History of Petrified Forest National Park
After a petition in 1895 by the Arizona Territorial legislature to Congress to protect this area to become a national park (which failed), President Theodore Roosevelt signed the Antiquities Act in 1906 which created Petrified Forest National Monument. The Civilian Conservation Corps Corps built roads, trails, bridges, the Painted Desert Inn, and the Rainbow Forest Museum between 1934-1941 in an effort to improve the park. In 1962 it was transformed into a national park. In 2004 President George W. Bush signed a bill that expanded the boundaries of Petrified Forest National Park.
- An old section of Route 66 runs through the park
- Petrified Forest National Park is the only national park that preserves a section of Route 66
- It is part of a natural travel corridor that has been used for over 10,000 years
- Over 1000 archeological sites have been found in the park
- The highest concentrations of petrified wood are found in the southern end of the park
- It is one of the largest petrified wood deposits in the wold
- The wilderness area encompasses over 50,000 acres in the park
- As funds become available the park will eventually expand to 218,533 acres
Hiking Trails at Petrified Forest National Park
There are 8 designated trails within the park and several off the beaten path hikes (located in the 50,000 acres of Wilderness Area, which requires a permit if you will be camping overnight). The 8 designated trails can all be completed within half a day easily (to include driving to each one). The total length of all 8 trails is only about 9 miles but they are spread throughout the park.
Tawa Trail: 2 miles round trip. Located near the north entrance by the Painted Desert Visitors Center. Showcases grasslands & views.
Painted Desert Rim: 1 mile round trip. Located near the north entrance. Provides views of the Painted Desert below.
Puerco Pueblo: 0.3 mile loop. Located around the center of the park. View Petroglyphs and partial excavation of a 100+ room village that was occupied between 1250-1380 CE.
Blue Mesa: 1 mile loop. Steep path that descends into a colorful badland. Located in the center of the park.
Crystal Forest: 0.75 mile loop that winds through scattered pieces of petrified wood. Located more towards the southern end of the park.
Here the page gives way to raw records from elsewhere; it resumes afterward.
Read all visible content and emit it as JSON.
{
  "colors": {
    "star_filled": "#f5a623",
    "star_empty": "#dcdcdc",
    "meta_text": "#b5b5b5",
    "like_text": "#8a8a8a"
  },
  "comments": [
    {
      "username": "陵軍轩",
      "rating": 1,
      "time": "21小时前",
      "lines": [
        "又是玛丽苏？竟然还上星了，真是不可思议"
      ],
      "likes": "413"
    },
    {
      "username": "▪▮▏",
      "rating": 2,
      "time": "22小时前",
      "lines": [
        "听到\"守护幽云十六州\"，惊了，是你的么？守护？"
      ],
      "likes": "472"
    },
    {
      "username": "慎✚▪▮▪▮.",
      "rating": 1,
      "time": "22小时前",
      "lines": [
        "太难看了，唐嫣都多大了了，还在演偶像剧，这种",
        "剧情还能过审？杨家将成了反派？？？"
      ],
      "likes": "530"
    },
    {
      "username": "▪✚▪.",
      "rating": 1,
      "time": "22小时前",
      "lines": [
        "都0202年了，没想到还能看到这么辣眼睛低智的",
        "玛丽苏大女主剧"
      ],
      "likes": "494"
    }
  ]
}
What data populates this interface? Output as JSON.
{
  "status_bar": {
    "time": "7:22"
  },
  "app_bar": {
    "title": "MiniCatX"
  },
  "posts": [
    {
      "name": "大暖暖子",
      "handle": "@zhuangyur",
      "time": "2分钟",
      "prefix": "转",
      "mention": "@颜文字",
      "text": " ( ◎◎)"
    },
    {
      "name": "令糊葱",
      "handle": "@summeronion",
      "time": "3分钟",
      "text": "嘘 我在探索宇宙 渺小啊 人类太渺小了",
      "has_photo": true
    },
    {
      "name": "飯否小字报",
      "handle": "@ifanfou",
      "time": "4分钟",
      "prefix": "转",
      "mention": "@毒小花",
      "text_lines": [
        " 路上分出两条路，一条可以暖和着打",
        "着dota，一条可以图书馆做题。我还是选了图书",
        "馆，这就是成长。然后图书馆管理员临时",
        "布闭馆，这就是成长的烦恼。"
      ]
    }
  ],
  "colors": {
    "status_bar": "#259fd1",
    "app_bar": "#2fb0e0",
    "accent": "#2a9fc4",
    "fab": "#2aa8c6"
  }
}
Giant Logs: 0.4 mile loop. Located near the southern entrance behind the Rainbow Forest Museum. It has some of the largest logs in the park. Check out “Old Faithful” which is almost 10 feet around at the base.
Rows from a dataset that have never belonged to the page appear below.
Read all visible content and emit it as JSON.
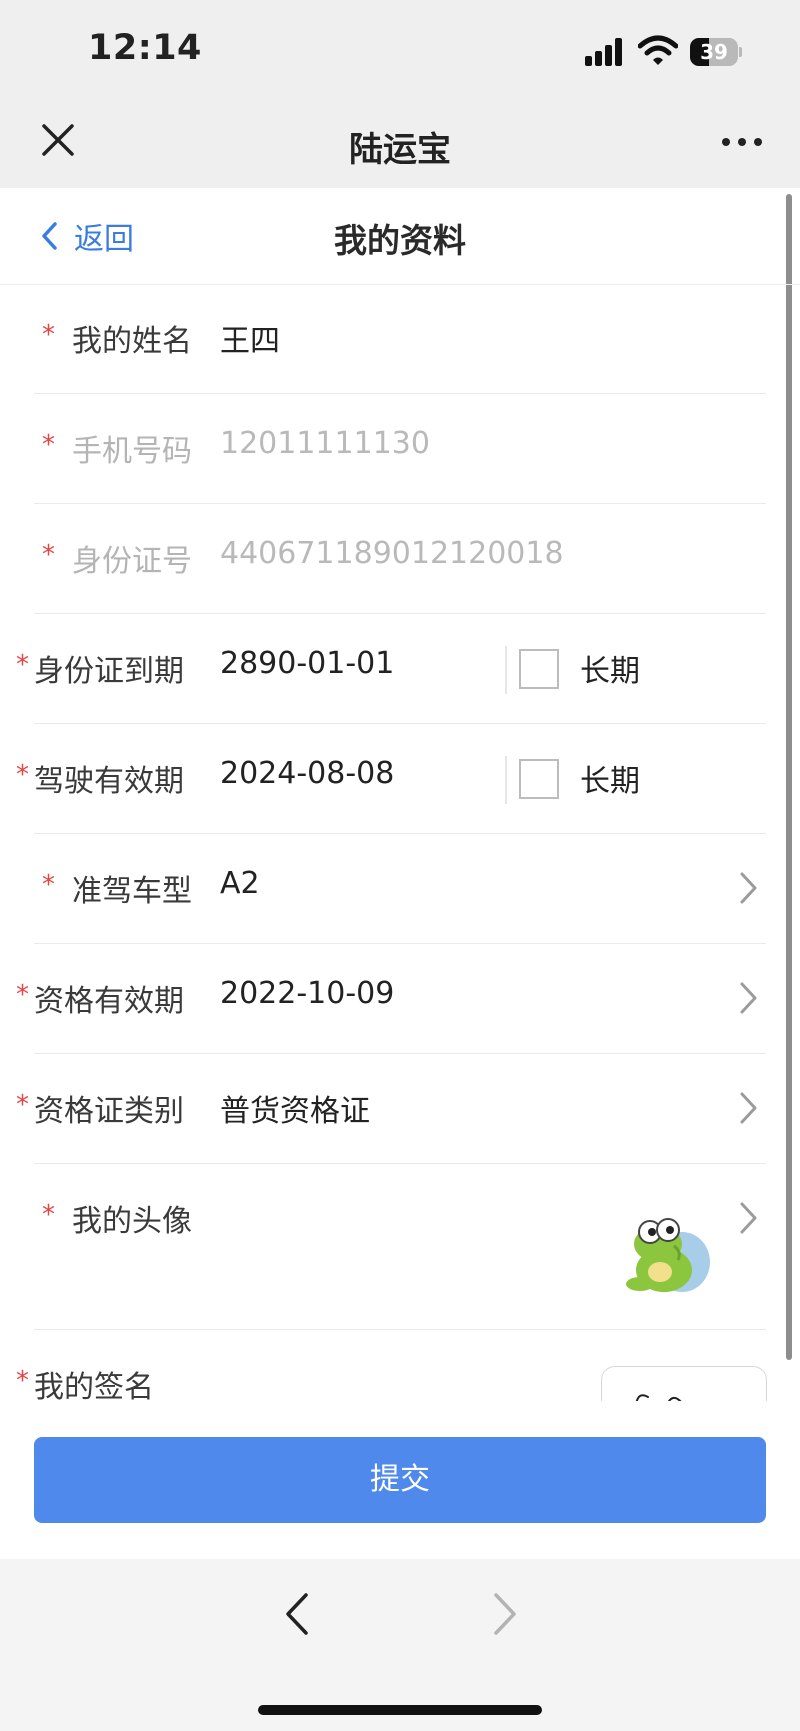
{
  "status_bar": {
    "time": "12:14",
    "battery_level": "39",
    "battery_fraction": 0.39
  },
  "app_bar": {
    "title": "陆运宝",
    "close_icon": "close-icon",
    "more_icon": "more-icon"
  },
  "nav": {
    "back_label": "返回",
    "title": "我的资料"
  },
  "form": {
    "required_mark": "*",
    "name": {
      "label": "我的姓名",
      "value": "王四"
    },
    "phone": {
      "label": "手机号码",
      "value": "12011111130"
    },
    "id_number": {
      "label": "身份证号",
      "value": "440671189012120018"
    },
    "id_expiry": {
      "label": "身份证到期",
      "value": "2890-01-01",
      "long_term_label": "长期",
      "long_term_checked": false
    },
    "license_expiry": {
      "label": "驾驶有效期",
      "value": "2024-08-08",
      "long_term_label": "长期",
      "long_term_checked": false
    },
    "vehicle_class": {
      "label": "准驾车型",
      "value": "A2"
    },
    "qualification_expiry": {
      "label": "资格有效期",
      "value": "2022-10-09"
    },
    "qualification_type": {
      "label": "资格证类别",
      "value": "普货资格证"
    },
    "avatar": {
      "label": "我的头像"
    },
    "signature": {
      "label": "我的签名"
    }
  },
  "submit": {
    "label": "提交"
  },
  "colors": {
    "accent": "#5089ec",
    "link": "#3a7de0",
    "required": "#e54545"
  }
}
Long Longs: 1.6 mile round trip. Located near the southern entrance of the park. The area is covered in long petrified tree trunks and is the site of the Triassic log jam.
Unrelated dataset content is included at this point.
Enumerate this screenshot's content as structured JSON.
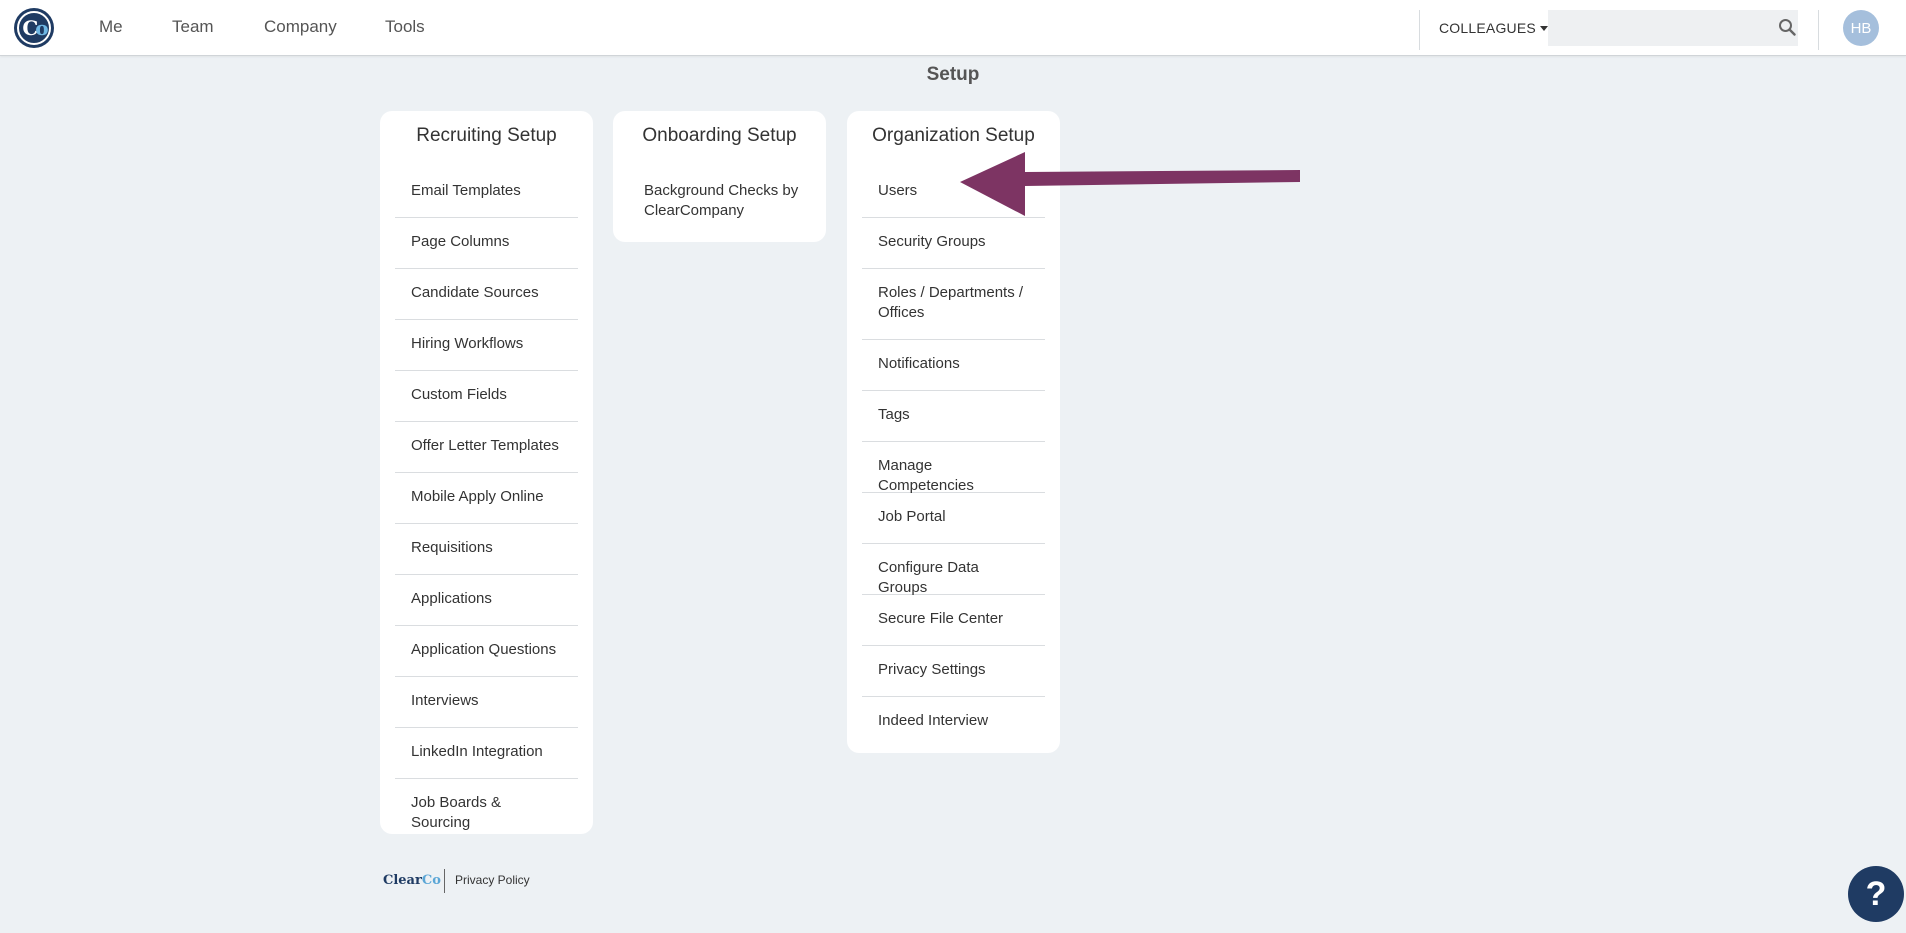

Agate House: 2 miles round trip. Located at the southern entrance of the park. The hike leads to a reconstructed seven-room pueblo made of petrified wood.
- You can combine Long Logs and Agate House trails for a total of 2.6 miles
The Devils Playground area in the Wilderness Area is accessible by permit only (otherwise simply hiking in the wilderness area does not require a permit).
Camping at Petrified Forest National Park
There are no designated camping sites located in the park. The only camping permitted is within the Wilderness area which requires a permit that may be obtained at the Painted Desert Visitor Center or Rainbow Forest Museum. Permits are free.
Things to keep in mind
- The wilderness area is over 50,000 acres
- There are no designated trails and all hiking in the wilderness area is cross country (bring a map & compass and know how to use them!)
- Water is only available at the park visitors centers and Petrified Desert Inn. There are no water sources anywhere in the Wilderness area. Plan accordingly!
- The weather varies greatly and changes suddenly. Be prepared to encounter all types of weather.
- The wilderness area borders private property. Be mindful not to trespass and do not cross over fences.
Petrified Forest National Park Information
Park Hours: 8am -5pm. Open daily. Closed December 25th.
Entrance Fees: Visit their website for the most up to date pricing information.
Motorcycle: $20; Bicycle: $15; Vehicle & Passengers: $25 (These are 7-Day passes)